━━ Data records

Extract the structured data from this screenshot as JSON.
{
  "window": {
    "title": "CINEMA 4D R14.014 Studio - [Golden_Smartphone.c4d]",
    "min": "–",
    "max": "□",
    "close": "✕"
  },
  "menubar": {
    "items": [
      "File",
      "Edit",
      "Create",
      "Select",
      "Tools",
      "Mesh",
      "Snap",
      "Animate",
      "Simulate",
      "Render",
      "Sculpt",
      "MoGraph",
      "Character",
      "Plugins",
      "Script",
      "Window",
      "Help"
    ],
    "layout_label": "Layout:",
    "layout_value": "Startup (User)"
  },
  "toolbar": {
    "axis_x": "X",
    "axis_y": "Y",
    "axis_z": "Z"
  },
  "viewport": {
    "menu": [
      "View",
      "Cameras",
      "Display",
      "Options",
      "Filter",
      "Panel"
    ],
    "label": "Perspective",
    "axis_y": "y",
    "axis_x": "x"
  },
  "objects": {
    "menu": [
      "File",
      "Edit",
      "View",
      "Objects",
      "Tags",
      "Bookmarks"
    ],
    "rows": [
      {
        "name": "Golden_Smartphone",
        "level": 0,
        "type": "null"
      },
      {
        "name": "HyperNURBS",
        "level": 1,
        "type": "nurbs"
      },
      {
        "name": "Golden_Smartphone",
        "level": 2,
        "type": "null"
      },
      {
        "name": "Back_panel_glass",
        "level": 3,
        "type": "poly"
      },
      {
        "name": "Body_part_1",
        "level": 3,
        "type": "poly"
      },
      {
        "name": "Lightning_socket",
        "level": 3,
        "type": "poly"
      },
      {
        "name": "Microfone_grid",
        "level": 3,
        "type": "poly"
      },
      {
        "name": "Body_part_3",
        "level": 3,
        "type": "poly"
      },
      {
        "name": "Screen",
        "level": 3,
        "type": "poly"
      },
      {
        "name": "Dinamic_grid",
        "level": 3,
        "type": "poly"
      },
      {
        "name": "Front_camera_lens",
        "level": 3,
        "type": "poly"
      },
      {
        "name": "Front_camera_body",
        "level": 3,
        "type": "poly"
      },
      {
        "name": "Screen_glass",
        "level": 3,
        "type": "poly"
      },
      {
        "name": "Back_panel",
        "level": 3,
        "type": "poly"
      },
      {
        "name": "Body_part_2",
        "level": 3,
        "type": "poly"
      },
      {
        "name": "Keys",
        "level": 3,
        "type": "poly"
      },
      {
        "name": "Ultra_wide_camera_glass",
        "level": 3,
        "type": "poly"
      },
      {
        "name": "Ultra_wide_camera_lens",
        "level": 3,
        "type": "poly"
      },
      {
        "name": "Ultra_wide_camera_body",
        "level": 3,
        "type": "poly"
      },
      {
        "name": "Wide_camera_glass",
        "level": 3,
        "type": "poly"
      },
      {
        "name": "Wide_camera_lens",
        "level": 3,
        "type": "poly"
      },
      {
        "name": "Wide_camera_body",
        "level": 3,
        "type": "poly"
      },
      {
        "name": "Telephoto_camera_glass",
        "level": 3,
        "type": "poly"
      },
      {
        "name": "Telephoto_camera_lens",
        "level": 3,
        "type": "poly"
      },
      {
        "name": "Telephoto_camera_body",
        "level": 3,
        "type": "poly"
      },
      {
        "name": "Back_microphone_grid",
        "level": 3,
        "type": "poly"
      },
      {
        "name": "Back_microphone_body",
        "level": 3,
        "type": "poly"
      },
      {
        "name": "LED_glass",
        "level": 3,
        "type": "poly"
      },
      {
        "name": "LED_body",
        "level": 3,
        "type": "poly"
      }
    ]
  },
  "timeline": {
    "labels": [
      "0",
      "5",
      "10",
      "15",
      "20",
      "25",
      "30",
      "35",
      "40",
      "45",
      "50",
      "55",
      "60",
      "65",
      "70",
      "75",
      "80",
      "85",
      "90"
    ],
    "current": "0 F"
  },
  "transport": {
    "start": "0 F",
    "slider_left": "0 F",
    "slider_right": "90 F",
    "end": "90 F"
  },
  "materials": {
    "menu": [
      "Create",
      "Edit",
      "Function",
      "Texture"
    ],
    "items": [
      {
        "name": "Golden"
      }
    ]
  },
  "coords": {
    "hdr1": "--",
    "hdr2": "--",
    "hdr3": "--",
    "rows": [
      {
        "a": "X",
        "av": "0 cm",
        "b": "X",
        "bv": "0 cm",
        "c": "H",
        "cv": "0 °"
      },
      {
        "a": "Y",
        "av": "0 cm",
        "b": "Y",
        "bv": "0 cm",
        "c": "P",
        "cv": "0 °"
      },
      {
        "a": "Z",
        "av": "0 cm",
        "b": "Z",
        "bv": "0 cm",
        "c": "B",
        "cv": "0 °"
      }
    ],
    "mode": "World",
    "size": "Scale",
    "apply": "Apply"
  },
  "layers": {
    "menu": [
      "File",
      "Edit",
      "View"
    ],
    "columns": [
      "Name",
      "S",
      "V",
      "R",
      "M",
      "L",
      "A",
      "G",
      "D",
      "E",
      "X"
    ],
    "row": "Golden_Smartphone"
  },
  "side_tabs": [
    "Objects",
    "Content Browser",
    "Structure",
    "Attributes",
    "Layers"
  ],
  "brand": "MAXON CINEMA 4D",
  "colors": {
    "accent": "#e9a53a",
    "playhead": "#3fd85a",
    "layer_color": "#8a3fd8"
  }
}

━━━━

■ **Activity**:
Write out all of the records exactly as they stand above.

■ **Exercise output**:
Extract the structured data from this screenshot as JSON.
{
  "window": {
    "title": "CINEMA 4D R14.014 Studio - [Golden_Smartphone.c4d]",
    "min": "–",
    "max": "□",
    "close": "✕"
  },
  "menubar": {
    "items": [
      "File",
      "Edit",
      "Create",
      "Select",
      "Tools",
      "Mesh",
      "Snap",
      "Animate",
      "Simulate",
      "Render",
      "Sculpt",
      "MoGraph",
      "Character",
      "Plugins",
      "Script",
      "Window",
      "Help"
    ],
    "layout_label": "Layout:",
    "layout_value": "Startup (User)"
  },
  "toolbar": {
    "axis_x": "X",
    "axis_y": "Y",
    "axis_z": "Z"
  },
  "viewport": {
    "menu": [
      "View",
      "Cameras",
      "Display",
      "Options",
      "Filter",
      "Panel"
    ],
    "label": "Perspective",
    "axis_y": "y",
    "axis_x": "x"
  },
  "objects": {
    "menu": [
      "File",
      "Edit",
      "View",
      "Objects",
      "Tags",
      "Bookmarks"
    ],
    "rows": [
      {
        "name": "Golden_Smartphone",
        "level": 0,
        "type": "null"
      },
      {
        "name": "HyperNURBS",
        "level": 1,
        "type": "nurbs"
      },
      {
        "name": "Golden_Smartphone",
        "level": 2,
        "type": "null"
      },
      {
        "name": "Back_panel_glass",
        "level": 3,
        "type": "poly"
      },
      {
        "name": "Body_part_1",
        "level": 3,
        "type": "poly"
      },
      {
        "name": "Lightning_socket",
        "level": 3,
        "type": "poly"
      },
      {
        "name": "Microfone_grid",
        "level": 3,
        "type": "poly"
      },
      {
        "name": "Body_part_3",
        "level": 3,
        "type": "poly"
      },
      {
        "name": "Screen",
        "level": 3,
        "type": "poly"
      },
      {
        "name": "Dinamic_grid",
        "level": 3,
        "type": "poly"
      },
      {
        "name": "Front_camera_lens",
        "level": 3,
        "type": "poly"
      },
      {
        "name": "Front_camera_body",
        "level": 3,
        "type": "poly"
      },
      {
        "name": "Screen_glass",
        "level": 3,
        "type": "poly"
      },
      {
        "name": "Back_panel",
        "level": 3,
        "type": "poly"
      },
      {
        "name": "Body_part_2",
        "level": 3,
        "type": "poly"
      },
      {
        "name": "Keys",
        "level": 3,
        "type": "poly"
      },
      {
        "name": "Ultra_wide_camera_glass",
        "level": 3,
        "type": "poly"
      },
      {
        "name": "Ultra_wide_camera_lens",
        "level": 3,
        "type": "poly"
      },
      {
        "name": "Ultra_wide_camera_body",
        "level": 3,
        "type": "poly"
      },
      {
        "name": "Wide_camera_glass",
        "level": 3,
        "type": "poly"
      },
      {
        "name": "Wide_camera_lens",
        "level": 3,
        "type": "poly"
      },
      {
        "name": "Wide_camera_body",
        "level": 3,
        "type": "poly"
      },
      {
        "name": "Telephoto_camera_glass",
        "level": 3,
        "type": "poly"
      },
      {
        "name": "Telephoto_camera_lens",
        "level": 3,
        "type": "poly"
      },
      {
        "name": "Telephoto_camera_body",
        "level": 3,
        "type": "poly"
      },
      {
        "name": "Back_microphone_grid",
        "level": 3,
        "type": "poly"
      },
      {
        "name": "Back_microphone_body",
        "level": 3,
        "type": "poly"
      },
      {
        "name": "LED_glass",
        "level": 3,
        "type": "poly"
      },
      {
        "name": "LED_body",
        "level": 3,
        "type": "poly"
      }
    ]
  },
  "timeline": {
    "labels": [
      "0",
      "5",
      "10",
      "15",
      "20",
      "25",
      "30",
      "35",
      "40",
      "45",
      "50",
      "55",
      "60",
      "65",
      "70",
      "75",
      "80",
      "85",
      "90"
    ],
    "current": "0 F"
  },
  "transport": {
    "start": "0 F",
    "slider_left": "0 F",
    "slider_right": "90 F",
    "end": "90 F"
  },
  "materials": {
    "menu": [
      "Create",
      "Edit",
      "Function",
      "Texture"
    ],
    "items": [
      {
        "name": "Golden"
      }
    ]
  },
  "coords": {
    "hdr1": "--",
    "hdr2": "--",
    "hdr3": "--",
    "rows": [
      {
        "a": "X",
        "av": "0 cm",
        "b": "X",
        "bv": "0 cm",
        "c": "H",
        "cv": "0 °"
      },
      {
        "a": "Y",
        "av": "0 cm",
        "b": "Y",
        "bv": "0 cm",
        "c": "P",
        "cv": "0 °"
      },
      {
        "a": "Z",
        "av": "0 cm",
        "b": "Z",
        "bv": "0 cm",
        "c": "B",
        "cv": "0 °"
      }
    ],
    "mode": "World",
    "size": "Scale",
    "apply": "Apply"
  },
  "layers": {
    "menu": [
      "File",
      "Edit",
      "View"
    ],
    "columns": [
      "Name",
      "S",
      "V",
      "R",
      "M",
      "L",
      "A",
      "G",
      "D",
      "E",
      "X"
    ],
    "row": "Golden_Smartphone"
  },
  "side_tabs": [
    "Objects",
    "Content Browser",
    "Structure",
    "Attributes",
    "Layers"
  ],
  "brand": "MAXON CINEMA 4D",
  "colors": {
    "accent": "#e9a53a",
    "playhead": "#3fd85a",
    "layer_color": "#8a3fd8"
  }
}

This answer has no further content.